PUBLISHED: 6:00 PM on Wednesday, June 4, 2008
Short-term financing may offer long-term help to businesses
Juneau-based Valley Paint Center owner Charlie Williams said that up until 2001, he was losing between $30,000 and $40,000 a year.

It wasn't for lack of customers, nor was it poor money management. The problem, Williams said, was that by the late 1990s his outstanding account receivables continued to grow, but money was not coming in fast enough for him to keep up with his expenses.

"Eighty percent of people paid their bills right on time, but the remaining 20 percent were 30, 60, 90 and in some cases up to 150 days late. It's really difficult when you're waiting on money that long," Williams said.

Williams said he needed the money to pay his employees, as well as to purchase inventory and advertising. On top of that, he was wasting time tracking invoices and trying to collect payments.

Williams knew he needed to do something, but he wasn't sure what.

About the same time, he was approached by First National Bank Alaska about its business manager cash management tool. A method of short-term financing, business manager is designed to be a self-liquidating line of credit, according to Louise Bourcier, vice president of First National's commercial lending division.

"It's designed for clients who need a lot of cash up front," she said.

The bank reviews the client's accounts receivable customer list, and if approved, the borrower actually sells his invoices to the bank. The day after the invoice is sold, the bank's client can collect his money. The bank then assumes responsibility for processing payments, mailing statements and receiving incoming payments.

"The program has changed the perception that a customer is not paying me, they're paying the bank," Williams said. "That generally means they pay quicker because they're worried about their credit rating. It's freed up my cash flow, so now I'm able to pay my bills on time. How can you get ahead if you keep getting behind every single year?"

Williams said he still averages about $10,000 in lost revenue from clients not paying their bills, "but that's inevitable," he said. "You're never going to get 100 percent, but you do what you can."

The bank, in turn, collects a fee for every purchase of invoices sold. There are no annual or renewal fees. The bank also keeps a loan allowance for reserve accounts. On a monthly basis, the bank evaluates the outstanding accounts and the customer gets the excess back.

First National's business manager tool is just one method of short-term financing that financial institutions offer.

Short-term financing is becoming increasingly popular for small businesses that are just starting out and/or experiencing rapid growth. Generally, the loan or line or credit is for up to one year, "but we tailor the term of the loan for each customer," said Jay Page, vice president of First National's corporate lending division.

The interim funding arrangement means businesses can increase their sales and maintain a steady source of capital while they secure more permanent financing.

Borrowers interested in short-term financing will need to provide their prior year's tax return, a current balance sheet, an income statement and an accounts receivable list prior to being approved.

A bank will also evaluate what Page calls "the five Cs" of credit analysis to determine if a customer is a desirable borrower: Character (the general impression you make on the potential lender based on your educational background and experience in business and in your industry), capacity (how you intend to repay the loan), collateral (additional forms of security you can provide the lender, such as your home), conditions (the local economic climate) and capital (the money you have personally invested in the business).

But short-term financing isn't for everyone, Page cautioned.

"Business owners can get in trouble if they keep their receivables and don't pay their line of credit down," he said.
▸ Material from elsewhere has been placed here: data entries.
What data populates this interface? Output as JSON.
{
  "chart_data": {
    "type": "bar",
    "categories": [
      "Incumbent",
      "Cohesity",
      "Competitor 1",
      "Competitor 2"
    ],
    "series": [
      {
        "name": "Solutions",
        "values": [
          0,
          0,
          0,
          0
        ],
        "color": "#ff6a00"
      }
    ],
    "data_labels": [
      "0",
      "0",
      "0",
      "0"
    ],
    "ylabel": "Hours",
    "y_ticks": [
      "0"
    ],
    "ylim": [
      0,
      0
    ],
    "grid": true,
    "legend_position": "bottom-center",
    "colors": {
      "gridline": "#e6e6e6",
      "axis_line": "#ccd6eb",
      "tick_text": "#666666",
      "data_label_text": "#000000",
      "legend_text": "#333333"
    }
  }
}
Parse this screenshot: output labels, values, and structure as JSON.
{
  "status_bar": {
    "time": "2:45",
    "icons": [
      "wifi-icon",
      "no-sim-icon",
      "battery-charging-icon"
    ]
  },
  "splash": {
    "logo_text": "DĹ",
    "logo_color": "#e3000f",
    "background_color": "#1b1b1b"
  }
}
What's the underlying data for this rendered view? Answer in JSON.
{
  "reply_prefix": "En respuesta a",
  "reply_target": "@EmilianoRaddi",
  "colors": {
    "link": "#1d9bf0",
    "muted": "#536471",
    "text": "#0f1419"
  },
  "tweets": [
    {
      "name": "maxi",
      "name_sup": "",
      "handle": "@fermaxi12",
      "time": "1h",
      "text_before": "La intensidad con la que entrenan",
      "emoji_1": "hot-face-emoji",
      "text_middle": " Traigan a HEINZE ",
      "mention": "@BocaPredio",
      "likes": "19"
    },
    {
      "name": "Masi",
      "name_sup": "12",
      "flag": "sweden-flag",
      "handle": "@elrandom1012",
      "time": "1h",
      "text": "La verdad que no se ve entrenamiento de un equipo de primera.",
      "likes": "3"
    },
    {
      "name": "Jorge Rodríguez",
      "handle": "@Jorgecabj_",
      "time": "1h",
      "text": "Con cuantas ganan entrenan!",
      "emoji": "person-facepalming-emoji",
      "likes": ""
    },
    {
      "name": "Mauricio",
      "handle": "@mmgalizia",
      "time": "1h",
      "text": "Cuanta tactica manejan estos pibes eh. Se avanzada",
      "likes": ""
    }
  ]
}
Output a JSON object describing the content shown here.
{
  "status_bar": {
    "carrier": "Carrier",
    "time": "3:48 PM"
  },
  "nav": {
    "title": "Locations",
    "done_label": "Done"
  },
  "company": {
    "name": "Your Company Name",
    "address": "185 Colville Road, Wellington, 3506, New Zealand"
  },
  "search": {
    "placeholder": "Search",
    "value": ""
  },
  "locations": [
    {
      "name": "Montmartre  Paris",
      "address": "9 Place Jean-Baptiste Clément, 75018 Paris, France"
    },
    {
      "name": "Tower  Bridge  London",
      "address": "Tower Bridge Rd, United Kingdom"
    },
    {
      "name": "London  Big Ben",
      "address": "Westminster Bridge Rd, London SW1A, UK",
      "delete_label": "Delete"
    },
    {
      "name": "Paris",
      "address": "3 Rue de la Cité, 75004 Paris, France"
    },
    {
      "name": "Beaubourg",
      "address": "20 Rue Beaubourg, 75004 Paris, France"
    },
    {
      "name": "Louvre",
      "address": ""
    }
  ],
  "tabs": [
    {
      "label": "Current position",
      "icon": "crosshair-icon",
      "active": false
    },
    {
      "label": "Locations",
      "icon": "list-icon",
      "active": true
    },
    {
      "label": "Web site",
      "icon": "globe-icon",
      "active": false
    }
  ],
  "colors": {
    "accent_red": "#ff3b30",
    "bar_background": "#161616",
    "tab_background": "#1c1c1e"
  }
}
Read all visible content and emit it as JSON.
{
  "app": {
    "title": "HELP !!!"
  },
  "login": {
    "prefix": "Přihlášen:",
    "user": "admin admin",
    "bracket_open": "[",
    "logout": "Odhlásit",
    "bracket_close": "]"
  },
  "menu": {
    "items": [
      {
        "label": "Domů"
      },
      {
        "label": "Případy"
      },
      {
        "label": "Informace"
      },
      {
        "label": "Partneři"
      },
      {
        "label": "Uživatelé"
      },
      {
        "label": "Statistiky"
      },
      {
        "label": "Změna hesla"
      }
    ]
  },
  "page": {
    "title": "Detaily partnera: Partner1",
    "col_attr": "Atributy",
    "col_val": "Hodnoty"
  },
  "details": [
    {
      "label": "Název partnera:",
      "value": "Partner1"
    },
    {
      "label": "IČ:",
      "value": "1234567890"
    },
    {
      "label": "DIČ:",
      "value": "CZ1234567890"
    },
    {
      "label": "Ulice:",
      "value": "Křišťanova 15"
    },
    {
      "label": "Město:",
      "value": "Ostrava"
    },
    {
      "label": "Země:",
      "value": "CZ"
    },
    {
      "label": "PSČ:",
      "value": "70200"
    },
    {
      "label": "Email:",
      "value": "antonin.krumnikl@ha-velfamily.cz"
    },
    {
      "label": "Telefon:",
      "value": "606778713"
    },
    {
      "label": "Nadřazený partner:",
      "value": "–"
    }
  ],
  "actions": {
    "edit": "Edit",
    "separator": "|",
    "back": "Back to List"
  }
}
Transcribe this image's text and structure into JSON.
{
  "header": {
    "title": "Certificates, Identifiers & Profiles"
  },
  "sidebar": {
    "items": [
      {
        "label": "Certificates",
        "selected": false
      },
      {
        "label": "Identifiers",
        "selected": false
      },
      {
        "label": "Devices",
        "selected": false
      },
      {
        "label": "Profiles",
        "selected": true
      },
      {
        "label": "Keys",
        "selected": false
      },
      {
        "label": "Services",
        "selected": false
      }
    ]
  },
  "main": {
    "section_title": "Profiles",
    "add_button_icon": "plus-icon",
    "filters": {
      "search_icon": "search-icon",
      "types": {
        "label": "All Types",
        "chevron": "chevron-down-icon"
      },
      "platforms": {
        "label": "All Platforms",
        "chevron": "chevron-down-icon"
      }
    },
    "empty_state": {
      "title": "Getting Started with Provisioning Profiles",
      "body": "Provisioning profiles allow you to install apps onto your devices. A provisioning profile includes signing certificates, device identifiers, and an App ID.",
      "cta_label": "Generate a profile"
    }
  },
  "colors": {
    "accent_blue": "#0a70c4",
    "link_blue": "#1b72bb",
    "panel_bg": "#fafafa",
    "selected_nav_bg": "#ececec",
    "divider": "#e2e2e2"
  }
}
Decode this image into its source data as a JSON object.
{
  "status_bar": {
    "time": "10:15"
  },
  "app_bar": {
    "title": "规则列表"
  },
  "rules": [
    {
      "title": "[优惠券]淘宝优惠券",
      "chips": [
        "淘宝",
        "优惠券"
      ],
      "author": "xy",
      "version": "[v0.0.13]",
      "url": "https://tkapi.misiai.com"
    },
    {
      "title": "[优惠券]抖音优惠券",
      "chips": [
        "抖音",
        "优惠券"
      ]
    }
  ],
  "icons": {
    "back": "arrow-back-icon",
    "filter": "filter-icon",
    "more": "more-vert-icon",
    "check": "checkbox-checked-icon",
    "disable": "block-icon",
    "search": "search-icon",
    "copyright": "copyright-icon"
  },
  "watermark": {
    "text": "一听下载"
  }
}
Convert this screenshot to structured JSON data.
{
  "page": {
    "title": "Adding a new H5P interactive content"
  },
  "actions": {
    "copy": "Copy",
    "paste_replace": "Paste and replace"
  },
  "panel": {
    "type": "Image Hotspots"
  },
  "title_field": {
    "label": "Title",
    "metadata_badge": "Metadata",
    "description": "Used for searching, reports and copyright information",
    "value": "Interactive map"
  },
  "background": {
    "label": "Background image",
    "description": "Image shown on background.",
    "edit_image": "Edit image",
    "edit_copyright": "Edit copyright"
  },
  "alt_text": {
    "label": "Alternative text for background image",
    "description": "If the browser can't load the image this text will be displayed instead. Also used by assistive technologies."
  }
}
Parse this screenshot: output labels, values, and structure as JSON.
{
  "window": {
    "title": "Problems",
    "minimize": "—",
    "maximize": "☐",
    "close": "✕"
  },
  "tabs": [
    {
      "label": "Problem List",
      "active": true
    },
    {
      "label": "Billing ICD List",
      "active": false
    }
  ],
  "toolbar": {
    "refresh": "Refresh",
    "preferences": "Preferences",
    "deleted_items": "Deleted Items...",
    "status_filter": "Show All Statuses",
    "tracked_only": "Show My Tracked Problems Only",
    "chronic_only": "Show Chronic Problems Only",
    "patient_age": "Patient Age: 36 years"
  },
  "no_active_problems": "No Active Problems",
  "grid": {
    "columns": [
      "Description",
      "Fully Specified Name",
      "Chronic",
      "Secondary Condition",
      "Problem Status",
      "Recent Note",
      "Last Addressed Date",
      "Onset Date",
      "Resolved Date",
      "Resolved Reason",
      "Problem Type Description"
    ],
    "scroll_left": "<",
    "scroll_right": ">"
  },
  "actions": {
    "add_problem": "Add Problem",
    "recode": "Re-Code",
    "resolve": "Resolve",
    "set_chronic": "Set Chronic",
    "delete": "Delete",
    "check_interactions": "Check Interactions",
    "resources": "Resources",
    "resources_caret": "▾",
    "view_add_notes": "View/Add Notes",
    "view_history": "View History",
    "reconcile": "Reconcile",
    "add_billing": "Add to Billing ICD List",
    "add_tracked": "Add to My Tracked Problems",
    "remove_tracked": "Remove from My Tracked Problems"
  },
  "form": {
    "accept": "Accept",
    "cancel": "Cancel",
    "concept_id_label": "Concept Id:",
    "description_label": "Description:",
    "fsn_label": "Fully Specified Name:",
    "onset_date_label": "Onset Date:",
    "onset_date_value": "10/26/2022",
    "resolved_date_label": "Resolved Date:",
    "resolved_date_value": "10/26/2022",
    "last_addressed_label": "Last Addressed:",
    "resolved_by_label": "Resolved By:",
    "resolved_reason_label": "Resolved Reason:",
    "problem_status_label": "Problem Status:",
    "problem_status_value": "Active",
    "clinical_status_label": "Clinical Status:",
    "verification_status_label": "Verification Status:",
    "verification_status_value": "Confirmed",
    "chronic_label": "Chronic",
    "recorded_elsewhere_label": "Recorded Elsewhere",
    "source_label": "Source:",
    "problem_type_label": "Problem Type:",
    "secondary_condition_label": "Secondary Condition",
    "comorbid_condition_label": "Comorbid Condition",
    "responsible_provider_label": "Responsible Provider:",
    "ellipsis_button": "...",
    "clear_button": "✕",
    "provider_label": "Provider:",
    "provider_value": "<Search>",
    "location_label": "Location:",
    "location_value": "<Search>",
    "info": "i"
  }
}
With the business manager program, the bank pays the client up front.

"We get paid because the invoice comes to the lockbox," a cash flow improvement technique in which the payments made by customers are directed to a special post office box rather than to the company, Bourcier said. "If the customer keeps the money that's supposed to repay the loan, he's been paid twice. They're supposed to pay it from their receivables. When you do that, you're robbing Peter to pay Paul."

Carly Horton can be reached at